Shiro miso ferments only briefly, just long enough to convert the rice into sugars and still create that delicious salty miso flavour. So shiro is a relatively sweet miso, and therefore very suitable for use in sweet dishes. Mugi and genmai miso ferment for 12-18 months and are much darker in colour and more powerful in flavour. They ferment in 100-year-old vats, and this really makes a difference in terms of flavour. Hatcho miso is our most potent miso and ferments for 2 years.

Is miso pasteurized?

Hatcho miso ferments for at least 2 years. This is so extremely long that pasteurization is not necessary. That actually also applies to genmai and mugi miso in glass jar. They ferment for about 18 months.

Is the miso in bags? Then we do pasteurize the soy paste. If we don’t, it “grows” the miso out of the package and the package bulges. Pure necessity!

Miso for beginners – recipe ideas

Tasty recipes with miso

So how to use miso in recipes? If you’re going for a Japanese twist tonight, then miso is a versatile seasoning for lots of delicious Japanese recipes. Here are our best ideas for miso recipes.

  1. Miso soup or miso ramen are, of course, the number one choice. Briefly fry garlic, ginger, chilli, vegetables and seaweed of your choice in a pan and add water. Add the miso after you have the broth all ready and the heat is off. This will preserve the strength of the miso as much as possible! Season with an extra dash of tamari and eat with ramen noodles.
  2. Bread spread: mix 3 tablespoons of peanut butter or almond paste with 1-2 tsp of hatcho miso.
  3. Flavouring in (vegetarian) stews and wok dishes: combine with sesame oil and genmai su.
  4. Miso sauce: mix genmai miso paste with almond paste and sesame oil, possibly a little lemon juice.
  5. Marinade for vegetable, fish or meat (substitutes): smear aubergine or corn cob with miso, or marinate (vegan) chicken or tofu with miso, sesame oil, genmai su, chilli and garlic.
  6. Sweet dishes: shiro miso is also delicious in homemade ice cream or in ‘icing’ for cakes.
  7. Granola: marinate oat flakes and nuts with a mix of shiro miso paste, coconut oil, tahini and maple syrup.

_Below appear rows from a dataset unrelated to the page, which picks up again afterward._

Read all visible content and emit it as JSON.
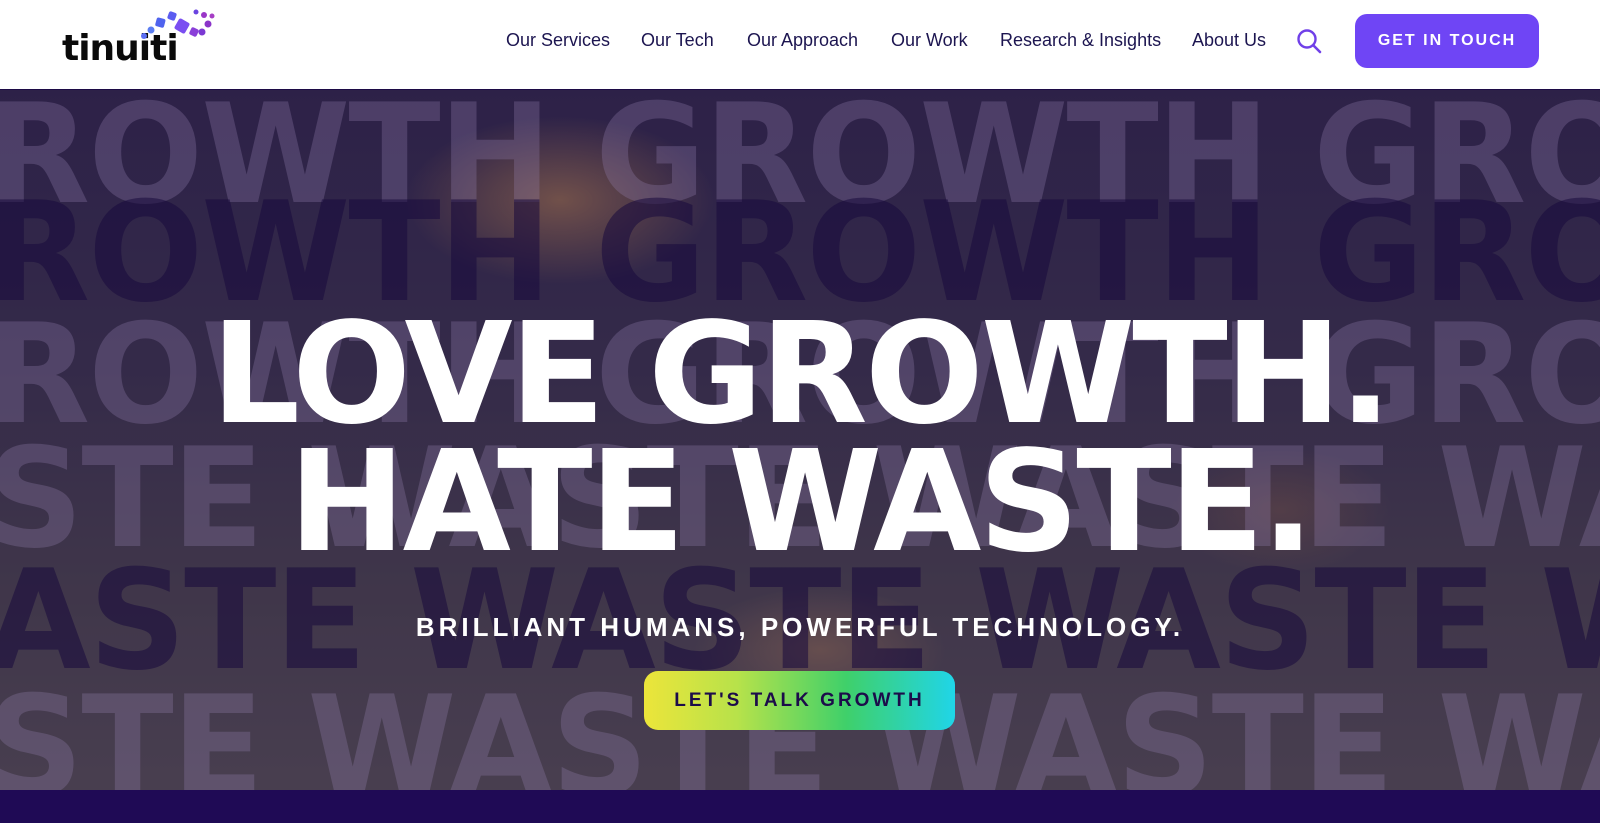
{
  "brand": {
    "logo_text": "tinuiti",
    "accent": "#6f45f5",
    "dark": "#1c0c4a"
  },
  "nav": {
    "items": [
      {
        "label": "Our Services"
      },
      {
        "label": "Our Tech"
      },
      {
        "label": "Our Approach"
      },
      {
        "label": "Our Work"
      },
      {
        "label": "Research & Insights"
      },
      {
        "label": "About Us"
      }
    ],
    "search_icon": "search-icon",
    "cta_label": "GET IN TOUCH"
  },
  "hero": {
    "bg_rows": [
      "ROWTH GROWTH GROWTH G",
      "ROWTH GROWTH GROWTH G",
      "ROWTH GROWTH GROWTH G",
      "STE WASTE WASTE WASTE W",
      "ASTE WASTE WASTE WASTE",
      "STE WASTE WASTE WASTE W"
    ],
    "headline_line1": "LOVE GROWTH.",
    "headline_line2": "HATE WASTE.",
    "subline": "BRILLIANT HUMANS, POWERFUL TECHNOLOGY.",
    "cta_label": "LET'S TALK GROWTH"
  }
}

Choose the right miso for your miso dish

Going to make a miso recipe and don’t know which miso to choose?

Then for sweet dishes, think mainly of shiro miso, as it is sweeter and milder in flavour. If you go for a savoury miso dish, consider mugi, genmai or hatcho miso paste.

Hatcho miso is the most potent seasoning and most popular in Japan for miso soup and as a marinade for meat, fish and tofu. But hatcho also does super well in stews and wok dishes.

Genmai and mugi are a little more for everyday use, such as your daily miso soup, sauce or dip. Mixing a pinch of genmai with vegan mayo, for example, is a top idea!

How do I store miso?

It is best to store miso in the fridge, tightly sealed in its original packaging or in an airtight container. This keeps the miso fresh for longer and retains its flavour.

Where can I buy miso?

Depending on where you are in the world, you can buy miso in many organic supermarkets, health food stores and specialty shops. Prefer to shop online? Then Google miso+TerraSana and you’ll find a place to buy miso.